▶ WHAT IS BEING ASKED:
Lines with the word "Scientific" are the ones wanted. Copy each of them from the entries below.

▶ DATA IN THIS EXERCISE:

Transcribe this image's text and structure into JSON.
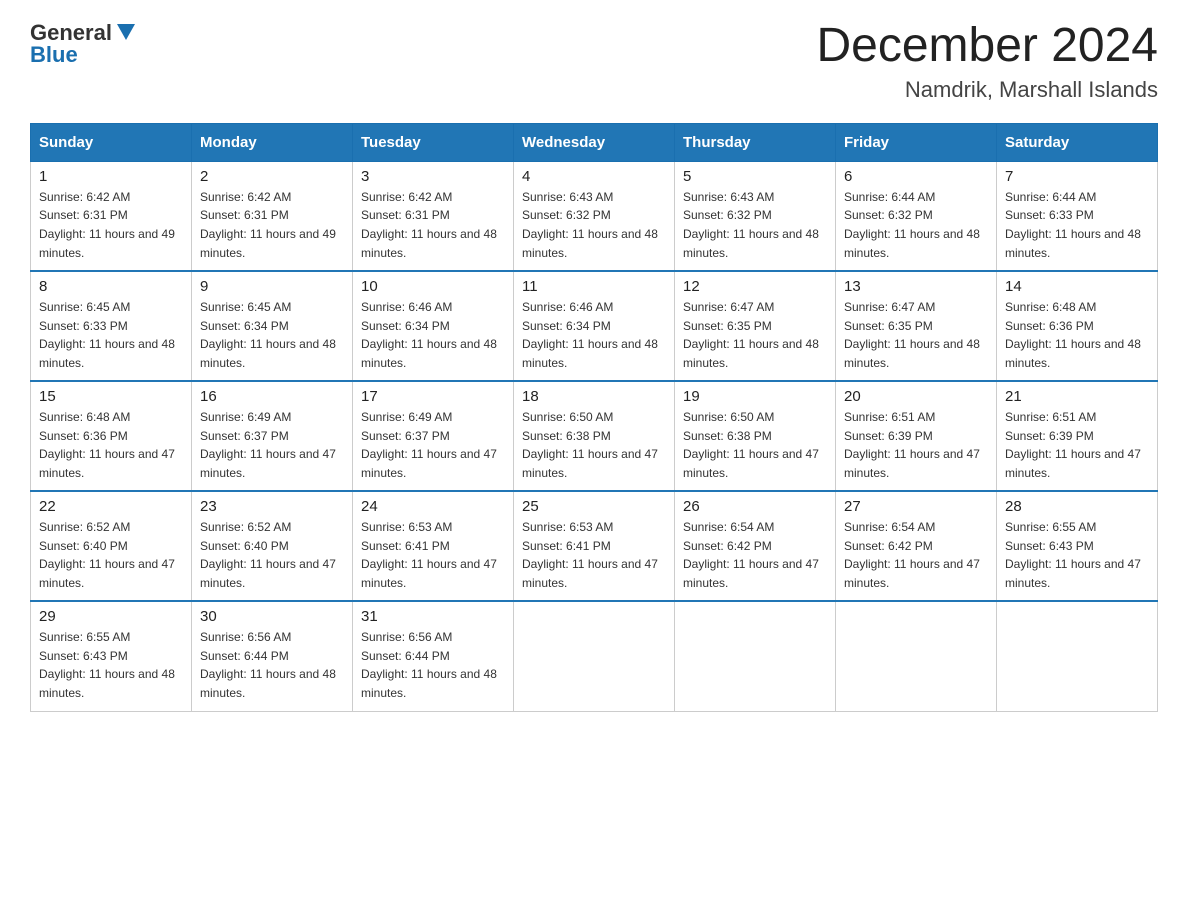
{
  "header": {
    "logo_general": "General",
    "logo_blue": "Blue",
    "month_title": "December 2024",
    "location": "Namdrik, Marshall Islands"
  },
  "days_of_week": [
    "Sunday",
    "Monday",
    "Tuesday",
    "Wednesday",
    "Thursday",
    "Friday",
    "Saturday"
  ],
  "weeks": [
    [
      {
        "day": "1",
        "sunrise": "6:42 AM",
        "sunset": "6:31 PM",
        "daylight": "11 hours and 49 minutes."
      },
      {
        "day": "2",
        "sunrise": "6:42 AM",
        "sunset": "6:31 PM",
        "daylight": "11 hours and 49 minutes."
      },
      {
        "day": "3",
        "sunrise": "6:42 AM",
        "sunset": "6:31 PM",
        "daylight": "11 hours and 48 minutes."
      },
      {
        "day": "4",
        "sunrise": "6:43 AM",
        "sunset": "6:32 PM",
        "daylight": "11 hours and 48 minutes."
      },
      {
        "day": "5",
        "sunrise": "6:43 AM",
        "sunset": "6:32 PM",
        "daylight": "11 hours and 48 minutes."
      },
      {
        "day": "6",
        "sunrise": "6:44 AM",
        "sunset": "6:32 PM",
        "daylight": "11 hours and 48 minutes."
      },
      {
        "day": "7",
        "sunrise": "6:44 AM",
        "sunset": "6:33 PM",
        "daylight": "11 hours and 48 minutes."
      }
    ],
    [
      {
        "day": "8",
        "sunrise": "6:45 AM",
        "sunset": "6:33 PM",
        "daylight": "11 hours and 48 minutes."
      },
      {
        "day": "9",
        "sunrise": "6:45 AM",
        "sunset": "6:34 PM",
        "daylight": "11 hours and 48 minutes."
      },
      {
        "day": "10",
        "sunrise": "6:46 AM",
        "sunset": "6:34 PM",
        "daylight": "11 hours and 48 minutes."
      },
      {
        "day": "11",
        "sunrise": "6:46 AM",
        "sunset": "6:34 PM",
        "daylight": "11 hours and 48 minutes."
      },
      {
        "day": "12",
        "sunrise": "6:47 AM",
        "sunset": "6:35 PM",
        "daylight": "11 hours and 48 minutes."
      },
      {
        "day": "13",
        "sunrise": "6:47 AM",
        "sunset": "6:35 PM",
        "daylight": "11 hours and 48 minutes."
      },
      {
        "day": "14",
        "sunrise": "6:48 AM",
        "sunset": "6:36 PM",
        "daylight": "11 hours and 48 minutes."
      }
    ],
    [
      {
        "day": "15",
        "sunrise": "6:48 AM",
        "sunset": "6:36 PM",
        "daylight": "11 hours and 47 minutes."
      },
      {
        "day": "16",
        "sunrise": "6:49 AM",
        "sunset": "6:37 PM",
        "daylight": "11 hours and 47 minutes."
      },
      {
        "day": "17",
        "sunrise": "6:49 AM",
        "sunset": "6:37 PM",
        "daylight": "11 hours and 47 minutes."
      },
      {
        "day": "18",
        "sunrise": "6:50 AM",
        "sunset": "6:38 PM",
        "daylight": "11 hours and 47 minutes."
      },
      {
        "day": "19",
        "sunrise": "6:50 AM",
        "sunset": "6:38 PM",
        "daylight": "11 hours and 47 minutes."
      },
      {
        "day": "20",
        "sunrise": "6:51 AM",
        "sunset": "6:39 PM",
        "daylight": "11 hours and 47 minutes."
      },
      {
        "day": "21",
        "sunrise": "6:51 AM",
        "sunset": "6:39 PM",
        "daylight": "11 hours and 47 minutes."
      }
    ],
    [
      {
        "day": "22",
        "sunrise": "6:52 AM",
        "sunset": "6:40 PM",
        "daylight": "11 hours and 47 minutes."
      },
      {
        "day": "23",
        "sunrise": "6:52 AM",
        "sunset": "6:40 PM",
        "daylight": "11 hours and 47 minutes."
      },
      {
        "day": "24",
        "sunrise": "6:53 AM",
        "sunset": "6:41 PM",
        "daylight": "11 hours and 47 minutes."
      },
      {
        "day": "25",
        "sunrise": "6:53 AM",
        "sunset": "6:41 PM",
        "daylight": "11 hours and 47 minutes."
      },
      {
        "day": "26",
        "sunrise": "6:54 AM",
        "sunset": "6:42 PM",
        "daylight": "11 hours and 47 minutes."
      },
      {
        "day": "27",
        "sunrise": "6:54 AM",
        "sunset": "6:42 PM",
        "daylight": "11 hours and 47 minutes."
      },
      {
        "day": "28",
        "sunrise": "6:55 AM",
        "sunset": "6:43 PM",
        "daylight": "11 hours and 47 minutes."
      }
    ],
    [
      {
        "day": "29",
        "sunrise": "6:55 AM",
        "sunset": "6:43 PM",
        "daylight": "11 hours and 48 minutes."
      },
      {
        "day": "30",
        "sunrise": "6:56 AM",
        "sunset": "6:44 PM",
        "daylight": "11 hours and 48 minutes."
      },
      {
        "day": "31",
        "sunrise": "6:56 AM",
        "sunset": "6:44 PM",
        "daylight": "11 hours and 48 minutes."
      },
      null,
      null,
      null,
      null
    ]
  ]
}
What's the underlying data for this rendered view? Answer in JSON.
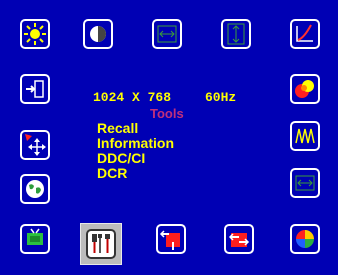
{
  "osd": {
    "resolution": "1024 X 768",
    "refresh": "60Hz",
    "menu_title": "Tools",
    "menu_items": [
      "Recall",
      "Information",
      "DDC/CI",
      "DCR"
    ]
  },
  "icons": [
    "brightness-icon",
    "contrast-icon",
    "h-position-icon",
    "v-position-icon",
    "gamma-icon",
    "input-source-icon",
    "color-icon",
    "osd-position-icon",
    "phase-icon",
    "language-icon",
    "clock-icon",
    "picture-icon",
    "tools-icon",
    "auto-adjust-icon",
    "swap-icon",
    "color-temp-icon"
  ],
  "colors": {
    "osd_background": "#0000b4",
    "text_accent": "#ffff00",
    "title_color": "#c0307c",
    "selection_frame": "#bcbcbc"
  }
}
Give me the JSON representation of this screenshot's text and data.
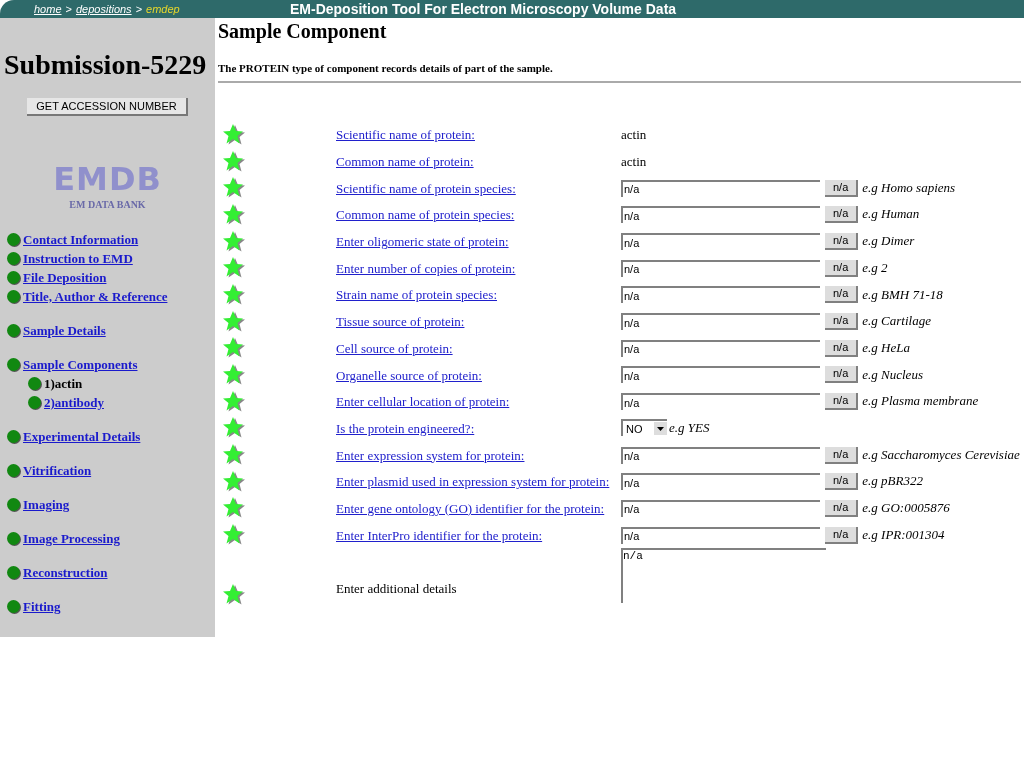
{
  "top_bar": {
    "breadcrumb": [
      {
        "label": "home",
        "current": false
      },
      {
        "label": "depositions",
        "current": false
      },
      {
        "label": "emdep",
        "current": true
      }
    ],
    "separator": ">",
    "title": "EM-Deposition Tool For Electron Microscopy Volume Data"
  },
  "sidebar": {
    "submission": "Submission-5229",
    "accession_button": "GET ACCESSION NUMBER",
    "logo": {
      "mark": "EMDB",
      "caption": "EM DATA BANK"
    },
    "sections": [
      [
        {
          "label": "Contact Information",
          "selected": false
        },
        {
          "label": "Instruction to EMD",
          "selected": false
        },
        {
          "label": "File Deposition",
          "selected": false
        },
        {
          "label": "Title, Author & Reference",
          "selected": false
        }
      ],
      [
        {
          "label": "Sample Details",
          "selected": false
        }
      ],
      [
        {
          "label": "Sample Components",
          "selected": false,
          "children": [
            {
              "label": "1)actin",
              "selected": true
            },
            {
              "label": "2)antibody",
              "selected": false
            }
          ]
        }
      ],
      [
        {
          "label": "Experimental Details",
          "selected": false
        }
      ],
      [
        {
          "label": "Vitrification",
          "selected": false
        }
      ],
      [
        {
          "label": "Imaging",
          "selected": false
        }
      ],
      [
        {
          "label": "Image Processing",
          "selected": false
        }
      ],
      [
        {
          "label": "Reconstruction",
          "selected": false
        }
      ],
      [
        {
          "label": "Fitting",
          "selected": false
        }
      ]
    ]
  },
  "main": {
    "title": "Sample Component",
    "intro": "The PROTEIN type of component records details of part of the sample.",
    "rows": [
      {
        "kind": "text",
        "label": "Scientific name of protein:",
        "value": "actin"
      },
      {
        "kind": "text",
        "label": "Common name of protein:",
        "value": "actin"
      },
      {
        "kind": "input",
        "label": "Scientific name of protein species:",
        "value": "n/a",
        "button": "n/a",
        "example": "e.g Homo sapiens"
      },
      {
        "kind": "input",
        "label": "Common name of protein species:",
        "value": "n/a",
        "button": "n/a",
        "example": "e.g Human"
      },
      {
        "kind": "input",
        "label": "Enter oligomeric state of protein:",
        "value": "n/a",
        "button": "n/a",
        "example": "e.g Dimer"
      },
      {
        "kind": "input",
        "label": "Enter number of copies of protein:",
        "value": "n/a",
        "button": "n/a",
        "example": "e.g 2"
      },
      {
        "kind": "input",
        "label": "Strain name of protein species:",
        "value": "n/a",
        "button": "n/a",
        "example": "e.g BMH 71-18"
      },
      {
        "kind": "input",
        "label": "Tissue source of protein:",
        "value": "n/a",
        "button": "n/a",
        "example": "e.g Cartilage"
      },
      {
        "kind": "input",
        "label": "Cell source of protein:",
        "value": "n/a",
        "button": "n/a",
        "example": "e.g HeLa"
      },
      {
        "kind": "input",
        "label": "Organelle source of protein:",
        "value": "n/a",
        "button": "n/a",
        "example": "e.g Nucleus"
      },
      {
        "kind": "input",
        "label": "Enter cellular location of protein:",
        "value": "n/a",
        "button": "n/a",
        "example": "e.g Plasma membrane"
      },
      {
        "kind": "select",
        "label": "Is the protein engineered?:",
        "value": "NO",
        "example": "e.g YES"
      },
      {
        "kind": "input",
        "label": "Enter expression system for protein:",
        "value": "n/a",
        "button": "n/a",
        "example": "e.g Saccharomyces Cerevisiae"
      },
      {
        "kind": "input",
        "label": "Enter plasmid used in expression system for protein:",
        "value": "n/a",
        "button": "n/a",
        "example": "e.g pBR322"
      },
      {
        "kind": "input",
        "label": "Enter gene ontology (GO) identifier for the protein:",
        "value": "n/a",
        "button": "n/a",
        "example": "e.g GO:0005876"
      },
      {
        "kind": "input",
        "label": "Enter InterPro identifier for the protein:",
        "value": "n/a",
        "button": "n/a",
        "example": "e.g IPR:001304"
      },
      {
        "kind": "textarea",
        "label": "Enter additional details",
        "value": "n/a"
      }
    ]
  }
}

▶ TASK OUTPUT:
        "label": "Scientific name of protein:",
        "label": "Scientific name of protein species:",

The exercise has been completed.